Stories of perseverance and endurance aren’t limited to basketball.
I’ve been rooting for the Houston Astros for practically my whole life. As a kindergartner, I had a Milt May bat in the corner of my room. I cheered for Jose Cruz (the elder), Cesar Cedeno and his funky sprinting style, Joe Sambito saving games during his single season scoreless inning streak, and J.R. Richard with his triple-digit heater.
Yes, this story will feature talk of baseball. If that’s a problem, you can skip it without offending me in the slightest. My baseball team won their first-ever World Series last night and I don’t think I can stop myself from writing this.
I was up at the Astrodome nearly every night. We lived close by, and my dad was the chaplain for the team. I remember standing at the door of a supply closet next to a chair that Richard’s feet were resting on. The rest of his body stretched out into the recesses of the closet. With the soles of his shoes in my face, his legs seemed to stretch forever. His face might as well have been miles away.

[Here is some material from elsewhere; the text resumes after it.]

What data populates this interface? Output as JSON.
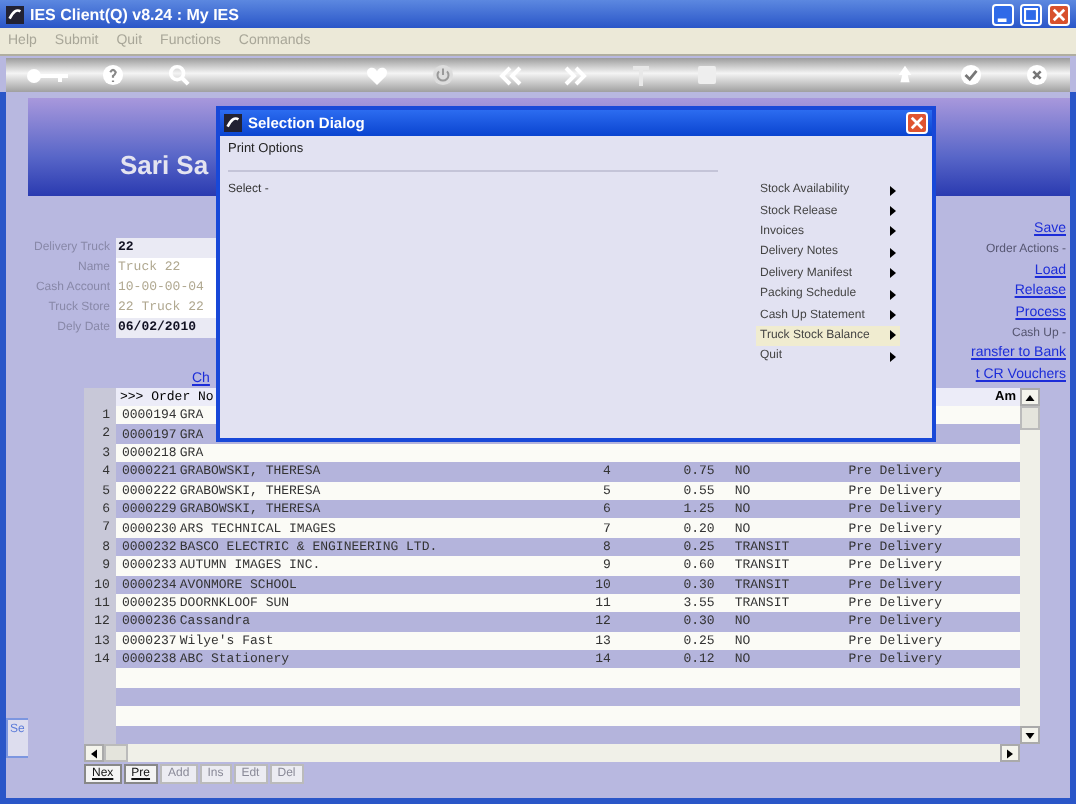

The man was 6’8, and he was the tallest human that I’d ever been next to. His fastball topped 100 miles per hour and his slider was 93. Yes, his off-speed pitch was 90 plus. Can you imagine? I’ll never forget him starting in the All Star Game and retiring the best hitters on the planet. That was his last year in the league, and after a while he was homeless and sleeping under an overpass.
I remember sports-hating the Yankees so much. In my 10-year-old mind, they were a team whose evil was never likely to be confronted directly because that would require my Astros to reach the hallowed ground of the World Series — a much hoped-for event which I somehow felt was beyond their reach, in the same way that ultimate success had proved to be beyond the rest of the Houston teams I cheered for.

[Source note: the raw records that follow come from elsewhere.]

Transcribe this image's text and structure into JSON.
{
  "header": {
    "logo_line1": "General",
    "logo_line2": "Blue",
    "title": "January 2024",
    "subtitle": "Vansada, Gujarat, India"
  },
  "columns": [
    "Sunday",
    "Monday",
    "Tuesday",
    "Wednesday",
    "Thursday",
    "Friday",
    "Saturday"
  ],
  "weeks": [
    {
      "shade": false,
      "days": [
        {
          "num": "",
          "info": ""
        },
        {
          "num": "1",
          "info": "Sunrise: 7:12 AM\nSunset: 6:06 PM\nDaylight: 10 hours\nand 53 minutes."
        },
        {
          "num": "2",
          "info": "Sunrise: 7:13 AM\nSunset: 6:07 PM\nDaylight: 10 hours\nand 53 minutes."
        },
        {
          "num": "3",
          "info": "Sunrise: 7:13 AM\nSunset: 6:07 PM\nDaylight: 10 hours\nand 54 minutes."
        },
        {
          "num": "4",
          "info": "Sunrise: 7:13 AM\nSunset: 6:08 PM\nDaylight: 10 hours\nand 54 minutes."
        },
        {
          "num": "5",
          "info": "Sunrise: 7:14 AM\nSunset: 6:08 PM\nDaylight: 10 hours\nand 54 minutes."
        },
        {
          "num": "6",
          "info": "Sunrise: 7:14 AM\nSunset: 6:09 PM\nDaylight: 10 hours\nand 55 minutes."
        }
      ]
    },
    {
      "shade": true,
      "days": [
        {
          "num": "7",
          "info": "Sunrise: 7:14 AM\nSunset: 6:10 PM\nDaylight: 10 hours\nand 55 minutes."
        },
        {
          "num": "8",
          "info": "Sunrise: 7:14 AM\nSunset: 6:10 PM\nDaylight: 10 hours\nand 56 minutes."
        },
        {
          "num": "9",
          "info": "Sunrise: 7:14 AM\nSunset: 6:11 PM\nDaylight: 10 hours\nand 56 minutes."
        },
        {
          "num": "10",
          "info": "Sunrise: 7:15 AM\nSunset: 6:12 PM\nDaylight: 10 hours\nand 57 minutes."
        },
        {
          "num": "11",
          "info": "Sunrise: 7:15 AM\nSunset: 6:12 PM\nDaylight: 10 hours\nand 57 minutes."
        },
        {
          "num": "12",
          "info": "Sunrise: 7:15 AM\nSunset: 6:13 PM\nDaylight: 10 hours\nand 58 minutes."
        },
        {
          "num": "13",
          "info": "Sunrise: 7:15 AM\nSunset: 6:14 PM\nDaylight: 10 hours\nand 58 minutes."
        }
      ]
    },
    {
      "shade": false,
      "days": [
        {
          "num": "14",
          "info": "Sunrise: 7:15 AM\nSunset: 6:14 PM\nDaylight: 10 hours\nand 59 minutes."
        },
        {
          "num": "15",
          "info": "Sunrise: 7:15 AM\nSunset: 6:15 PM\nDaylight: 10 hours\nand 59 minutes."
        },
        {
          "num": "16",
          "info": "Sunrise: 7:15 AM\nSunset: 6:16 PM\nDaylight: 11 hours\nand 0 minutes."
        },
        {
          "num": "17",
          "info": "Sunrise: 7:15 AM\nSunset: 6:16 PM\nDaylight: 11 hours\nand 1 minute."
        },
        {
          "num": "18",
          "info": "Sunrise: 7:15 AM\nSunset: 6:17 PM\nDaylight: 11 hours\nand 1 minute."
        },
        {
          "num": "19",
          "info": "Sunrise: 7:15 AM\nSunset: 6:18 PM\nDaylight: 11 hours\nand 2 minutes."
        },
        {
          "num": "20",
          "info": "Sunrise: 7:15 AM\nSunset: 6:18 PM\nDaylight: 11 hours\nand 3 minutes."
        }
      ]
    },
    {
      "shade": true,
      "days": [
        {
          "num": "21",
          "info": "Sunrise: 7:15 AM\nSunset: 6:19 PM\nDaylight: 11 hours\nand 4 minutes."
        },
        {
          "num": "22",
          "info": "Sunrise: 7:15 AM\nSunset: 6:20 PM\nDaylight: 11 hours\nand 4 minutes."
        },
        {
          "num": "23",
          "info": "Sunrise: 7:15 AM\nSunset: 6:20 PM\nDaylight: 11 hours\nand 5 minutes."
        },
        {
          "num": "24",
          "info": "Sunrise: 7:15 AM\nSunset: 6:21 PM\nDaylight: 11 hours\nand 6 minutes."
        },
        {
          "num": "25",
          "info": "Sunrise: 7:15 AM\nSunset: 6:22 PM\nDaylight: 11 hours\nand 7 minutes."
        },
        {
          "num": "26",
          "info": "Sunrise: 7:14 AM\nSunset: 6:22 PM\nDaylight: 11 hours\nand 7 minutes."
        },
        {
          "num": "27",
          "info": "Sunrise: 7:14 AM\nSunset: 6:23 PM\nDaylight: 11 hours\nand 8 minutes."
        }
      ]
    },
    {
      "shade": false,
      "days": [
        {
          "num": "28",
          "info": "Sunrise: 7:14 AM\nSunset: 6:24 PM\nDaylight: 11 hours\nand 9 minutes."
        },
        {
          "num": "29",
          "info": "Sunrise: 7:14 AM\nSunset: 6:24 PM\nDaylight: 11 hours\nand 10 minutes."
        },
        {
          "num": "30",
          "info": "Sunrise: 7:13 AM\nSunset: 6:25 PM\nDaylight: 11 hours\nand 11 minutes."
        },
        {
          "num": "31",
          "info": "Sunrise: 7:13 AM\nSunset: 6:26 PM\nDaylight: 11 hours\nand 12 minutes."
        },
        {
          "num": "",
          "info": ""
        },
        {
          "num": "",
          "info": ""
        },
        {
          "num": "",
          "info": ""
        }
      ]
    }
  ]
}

Over the years, the Astros’ playoff hopes were challenged, raised to increasingly precipitous heights, and dashed repeatedly. The NLCS in 1980 was painful, but I was comforted by the hope that they would be back next year. Only they didn’t make it back the following year, the Dodgers (the Yankees of the West) saw to that. No, it took six years to return to the championship series. The brilliant pitching of Mike Scott and Nolan Ryan got them there (I’ve never felt more certain of victory in a game that hadn’t even started than I was for a game Scott was starting, and poor Ryan never got the run support he needed and ended up 12-8) and then (Billy Hatcher in the 14th!) the crushing loss to the Mets in 16 innings, made all the worse because Scott was ready to start the next game.
There were the Jeff Bagwell and Craig Biggio years. There was Roy Oswalt and Lance Berkman. There were losses to the Atlanta Braves in 3 of 4 postseason appearances before finally getting past them only to lose in their first-ever Game 7 to the Cardinals. And then 2005’s trip to the World Series ending in a sweep at the hands of the White Sox — a team that wouldn’t have made it out of the ALCS if instant reply had been in effect.

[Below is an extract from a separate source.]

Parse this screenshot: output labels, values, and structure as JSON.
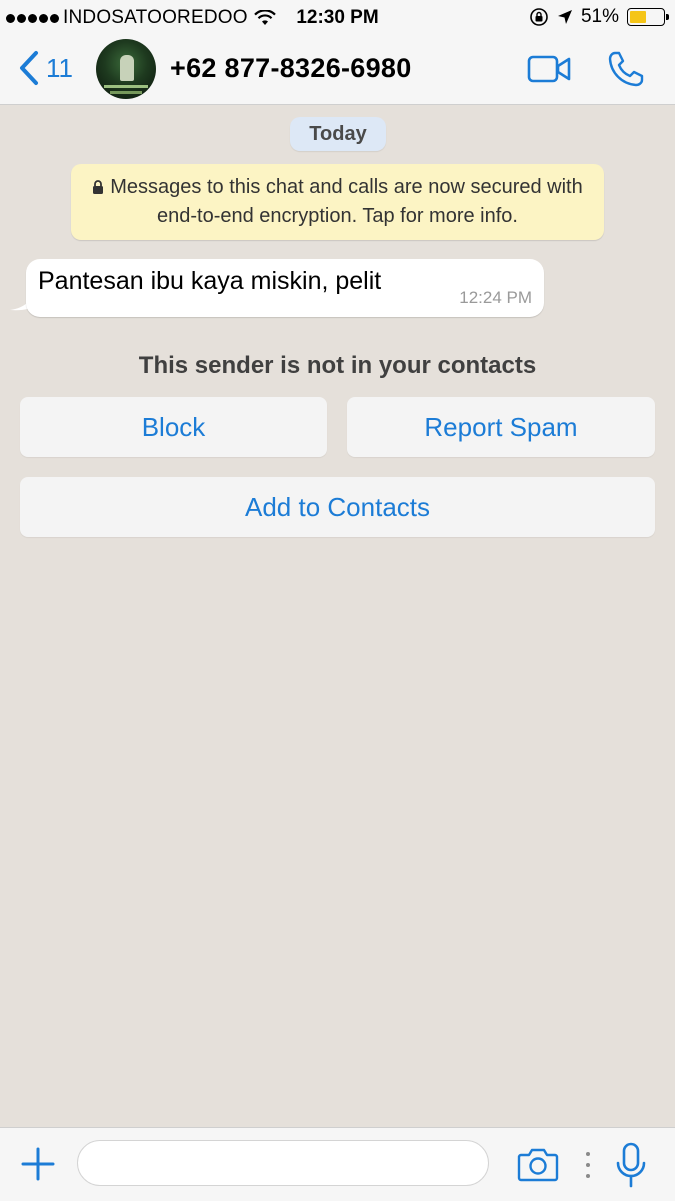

Then the switch to the American League. The hated American League.
At first, that was worse than the losing. Growing up, my father had taught me that nothing was worse than the Junior Circuit, and the apostasy of the designated hitter. And now my lifelong team was joining the heretics. I’m not being overly dramatic when I say that it was nearly more than I could bear. But I finally decided that if I could stick with the Oilers after they left town and became the Titans, I would handle it.
But I’d be lying if I didn’t admit that it gave my fandom a hit — one that took a while to recover from. I thought that 2015 would do the trick, but the Royals ended that season. I thought last year … but the Rangers and an awful September put paid to that. Then this year, and this team. And the city.
I haven’t lived in Houston since the ‘90s, but still have so many friends there. What Harvey did to that community, and how so many pulled together to help Houston was beyond words. This team, I can’t say enough about them and I’m not even going to try. I run a basketball blog, and hardly feel qualified to try my hand at baseball writing when there’s stuff like this and that out there to enjoy.
Here’s what I can say, I’d nearly given up on seeing my MLB dream fulfilled. I despaired of ever seeing my team raise that trophy, but those guys had a postseason for the ages. I so enjoyed watching the irrepressible Jose Altuve and the unflappable Alex Bregman come up with clutch hit after clutch defensive play. George Springer and Carlos Correa came through over and over, while Justin Verlander and Dallas Keuchel and the entire pitching staff sustained the onslaught and came out on top.
The spent the entire season Pounding the Rock, and some of them have been Pounding it in Houston for years. To the Astros, and the city I was born in, I tip my cap. You’ve made a life-long fan very happy. To any of my fellow £ers who are Astros fans, my friends at BreakingT have a bevy of shirts to celebrate with.
Source: Pounding The Rock